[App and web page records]
○ ○ ○ ○ ○

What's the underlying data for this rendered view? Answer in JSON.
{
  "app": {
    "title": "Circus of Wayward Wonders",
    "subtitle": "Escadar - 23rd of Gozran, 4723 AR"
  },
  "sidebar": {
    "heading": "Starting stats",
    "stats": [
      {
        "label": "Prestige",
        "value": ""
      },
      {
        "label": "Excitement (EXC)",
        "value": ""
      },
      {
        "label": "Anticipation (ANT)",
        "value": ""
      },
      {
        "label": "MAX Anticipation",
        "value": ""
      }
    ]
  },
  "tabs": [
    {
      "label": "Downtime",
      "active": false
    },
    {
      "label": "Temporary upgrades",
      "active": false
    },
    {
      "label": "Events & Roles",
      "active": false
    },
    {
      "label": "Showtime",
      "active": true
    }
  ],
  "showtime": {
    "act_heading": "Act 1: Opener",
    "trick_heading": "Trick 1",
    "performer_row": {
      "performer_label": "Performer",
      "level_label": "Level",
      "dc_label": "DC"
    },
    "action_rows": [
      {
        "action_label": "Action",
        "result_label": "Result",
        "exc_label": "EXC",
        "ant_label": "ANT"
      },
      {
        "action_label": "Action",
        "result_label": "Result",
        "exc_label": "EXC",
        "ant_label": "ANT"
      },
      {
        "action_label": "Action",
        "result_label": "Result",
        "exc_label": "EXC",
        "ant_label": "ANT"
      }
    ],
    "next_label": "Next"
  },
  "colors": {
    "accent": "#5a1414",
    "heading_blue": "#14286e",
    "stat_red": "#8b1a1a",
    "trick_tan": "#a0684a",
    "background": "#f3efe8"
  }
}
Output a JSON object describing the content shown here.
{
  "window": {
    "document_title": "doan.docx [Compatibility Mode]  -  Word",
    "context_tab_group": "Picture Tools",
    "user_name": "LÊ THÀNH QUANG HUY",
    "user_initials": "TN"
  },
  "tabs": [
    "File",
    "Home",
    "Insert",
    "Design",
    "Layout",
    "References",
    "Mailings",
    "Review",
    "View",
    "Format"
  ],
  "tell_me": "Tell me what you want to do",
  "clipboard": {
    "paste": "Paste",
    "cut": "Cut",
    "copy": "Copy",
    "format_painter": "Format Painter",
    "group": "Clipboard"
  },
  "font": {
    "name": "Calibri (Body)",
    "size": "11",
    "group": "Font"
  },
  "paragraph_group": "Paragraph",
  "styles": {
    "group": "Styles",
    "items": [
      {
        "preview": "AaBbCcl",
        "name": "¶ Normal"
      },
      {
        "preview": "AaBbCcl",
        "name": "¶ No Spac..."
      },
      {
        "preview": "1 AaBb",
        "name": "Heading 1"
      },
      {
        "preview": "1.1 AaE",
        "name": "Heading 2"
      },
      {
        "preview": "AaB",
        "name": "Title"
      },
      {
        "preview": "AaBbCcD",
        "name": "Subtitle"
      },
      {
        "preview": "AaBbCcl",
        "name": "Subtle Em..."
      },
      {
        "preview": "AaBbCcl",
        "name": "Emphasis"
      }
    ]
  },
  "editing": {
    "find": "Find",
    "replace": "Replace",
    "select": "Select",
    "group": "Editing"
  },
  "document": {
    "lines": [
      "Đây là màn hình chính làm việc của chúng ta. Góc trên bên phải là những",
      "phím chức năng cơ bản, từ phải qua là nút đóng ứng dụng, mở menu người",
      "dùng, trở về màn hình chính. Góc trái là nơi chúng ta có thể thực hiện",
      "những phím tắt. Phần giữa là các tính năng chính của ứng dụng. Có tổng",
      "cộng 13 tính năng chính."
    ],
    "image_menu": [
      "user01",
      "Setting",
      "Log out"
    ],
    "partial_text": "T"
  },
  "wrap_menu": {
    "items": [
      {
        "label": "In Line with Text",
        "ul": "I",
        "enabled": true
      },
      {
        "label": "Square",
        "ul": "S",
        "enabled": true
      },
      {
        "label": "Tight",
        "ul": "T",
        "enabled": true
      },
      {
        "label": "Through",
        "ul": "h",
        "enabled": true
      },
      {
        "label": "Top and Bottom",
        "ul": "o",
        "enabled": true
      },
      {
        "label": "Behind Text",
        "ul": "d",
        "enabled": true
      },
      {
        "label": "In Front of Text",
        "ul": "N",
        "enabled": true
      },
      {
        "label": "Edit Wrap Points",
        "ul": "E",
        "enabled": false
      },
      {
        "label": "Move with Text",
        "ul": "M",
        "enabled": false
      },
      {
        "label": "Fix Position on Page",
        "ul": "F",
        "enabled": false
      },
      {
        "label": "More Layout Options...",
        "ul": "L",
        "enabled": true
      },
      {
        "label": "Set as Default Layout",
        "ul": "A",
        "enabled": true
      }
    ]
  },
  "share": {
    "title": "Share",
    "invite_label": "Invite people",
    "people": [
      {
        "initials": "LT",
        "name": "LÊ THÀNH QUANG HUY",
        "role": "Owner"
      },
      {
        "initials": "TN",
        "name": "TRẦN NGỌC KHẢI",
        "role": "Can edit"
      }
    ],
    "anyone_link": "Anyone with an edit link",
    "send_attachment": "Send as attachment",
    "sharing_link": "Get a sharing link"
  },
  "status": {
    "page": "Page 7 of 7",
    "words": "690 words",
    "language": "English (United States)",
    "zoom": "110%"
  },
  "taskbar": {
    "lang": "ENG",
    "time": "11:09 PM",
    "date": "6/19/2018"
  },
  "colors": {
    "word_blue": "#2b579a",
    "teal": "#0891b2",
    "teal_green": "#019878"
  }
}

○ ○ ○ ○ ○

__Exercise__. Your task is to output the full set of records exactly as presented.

__Output of the task__.
What's the underlying data for this rendered view? Answer in JSON.
{
  "app": {
    "title": "Circus of Wayward Wonders",
    "subtitle": "Escadar - 23rd of Gozran, 4723 AR"
  },
  "sidebar": {
    "heading": "Starting stats",
    "stats": [
      {
        "label": "Prestige",
        "value": ""
      },
      {
        "label": "Excitement (EXC)",
        "value": ""
      },
      {
        "label": "Anticipation (ANT)",
        "value": ""
      },
      {
        "label": "MAX Anticipation",
        "value": ""
      }
    ]
  },
  "tabs": [
    {
      "label": "Downtime",
      "active": false
    },
    {
      "label": "Temporary upgrades",
      "active": false
    },
    {
      "label": "Events & Roles",
      "active": false
    },
    {
      "label": "Showtime",
      "active": true
    }
  ],
  "showtime": {
    "act_heading": "Act 1: Opener",
    "trick_heading": "Trick 1",
    "performer_row": {
      "performer_label": "Performer",
      "level_label": "Level",
      "dc_label": "DC"
    },
    "action_rows": [
      {
        "action_label": "Action",
        "result_label": "Result",
        "exc_label": "EXC",
        "ant_label": "ANT"
      },
      {
        "action_label": "Action",
        "result_label": "Result",
        "exc_label": "EXC",
        "ant_label": "ANT"
      },
      {
        "action_label": "Action",
        "result_label": "Result",
        "exc_label": "EXC",
        "ant_label": "ANT"
      }
    ],
    "next_label": "Next"
  },
  "colors": {
    "accent": "#5a1414",
    "heading_blue": "#14286e",
    "stat_red": "#8b1a1a",
    "trick_tan": "#a0684a",
    "background": "#f3efe8"
  }
}
Output a JSON object describing the content shown here.
{
  "window": {
    "document_title": "doan.docx [Compatibility Mode]  -  Word",
    "context_tab_group": "Picture Tools",
    "user_name": "LÊ THÀNH QUANG HUY",
    "user_initials": "TN"
  },
  "tabs": [
    "File",
    "Home",
    "Insert",
    "Design",
    "Layout",
    "References",
    "Mailings",
    "Review",
    "View",
    "Format"
  ],
  "tell_me": "Tell me what you want to do",
  "clipboard": {
    "paste": "Paste",
    "cut": "Cut",
    "copy": "Copy",
    "format_painter": "Format Painter",
    "group": "Clipboard"
  },
  "font": {
    "name": "Calibri (Body)",
    "size": "11",
    "group": "Font"
  },
  "paragraph_group": "Paragraph",
  "styles": {
    "group": "Styles",
    "items": [
      {
        "preview": "AaBbCcl",
        "name": "¶ Normal"
      },
      {
        "preview": "AaBbCcl",
        "name": "¶ No Spac..."
      },
      {
        "preview": "1 AaBb",
        "name": "Heading 1"
      },
      {
        "preview": "1.1 AaE",
        "name": "Heading 2"
      },
      {
        "preview": "AaB",
        "name": "Title"
      },
      {
        "preview": "AaBbCcD",
        "name": "Subtitle"
      },
      {
        "preview": "AaBbCcl",
        "name": "Subtle Em..."
      },
      {
        "preview": "AaBbCcl",
        "name": "Emphasis"
      }
    ]
  },
  "editing": {
    "find": "Find",
    "replace": "Replace",
    "select": "Select",
    "group": "Editing"
  },
  "document": {
    "lines": [
      "Đây là màn hình chính làm việc của chúng ta. Góc trên bên phải là những",
      "phím chức năng cơ bản, từ phải qua là nút đóng ứng dụng, mở menu người",
      "dùng, trở về màn hình chính. Góc trái là nơi chúng ta có thể thực hiện",
      "những phím tắt. Phần giữa là các tính năng chính của ứng dụng. Có tổng",
      "cộng 13 tính năng chính."
    ],
    "image_menu": [
      "user01",
      "Setting",
      "Log out"
    ],
    "partial_text": "T"
  },
  "wrap_menu": {
    "items": [
      {
        "label": "In Line with Text",
        "ul": "I",
        "enabled": true
      },
      {
        "label": "Square",
        "ul": "S",
        "enabled": true
      },
      {
        "label": "Tight",
        "ul": "T",
        "enabled": true
      },
      {
        "label": "Through",
        "ul": "h",
        "enabled": true
      },
      {
        "label": "Top and Bottom",
        "ul": "o",
        "enabled": true
      },
      {
        "label": "Behind Text",
        "ul": "d",
        "enabled": true
      },
      {
        "label": "In Front of Text",
        "ul": "N",
        "enabled": true
      },
      {
        "label": "Edit Wrap Points",
        "ul": "E",
        "enabled": false
      },
      {
        "label": "Move with Text",
        "ul": "M",
        "enabled": false
      },
      {
        "label": "Fix Position on Page",
        "ul": "F",
        "enabled": false
      },
      {
        "label": "More Layout Options...",
        "ul": "L",
        "enabled": true
      },
      {
        "label": "Set as Default Layout",
        "ul": "A",
        "enabled": true
      }
    ]
  },
  "share": {
    "title": "Share",
    "invite_label": "Invite people",
    "people": [
      {
        "initials": "LT",
        "name": "LÊ THÀNH QUANG HUY",
        "role": "Owner"
      },
      {
        "initials": "TN",
        "name": "TRẦN NGỌC KHẢI",
        "role": "Can edit"
      }
    ],
    "anyone_link": "Anyone with an edit link",
    "send_attachment": "Send as attachment",
    "sharing_link": "Get a sharing link"
  },
  "status": {
    "page": "Page 7 of 7",
    "words": "690 words",
    "language": "English (United States)",
    "zoom": "110%"
  },
  "taskbar": {
    "lang": "ENG",
    "time": "11:09 PM",
    "date": "6/19/2018"
  },
  "colors": {
    "word_blue": "#2b579a",
    "teal": "#0891b2",
    "teal_green": "#019878"
  }
}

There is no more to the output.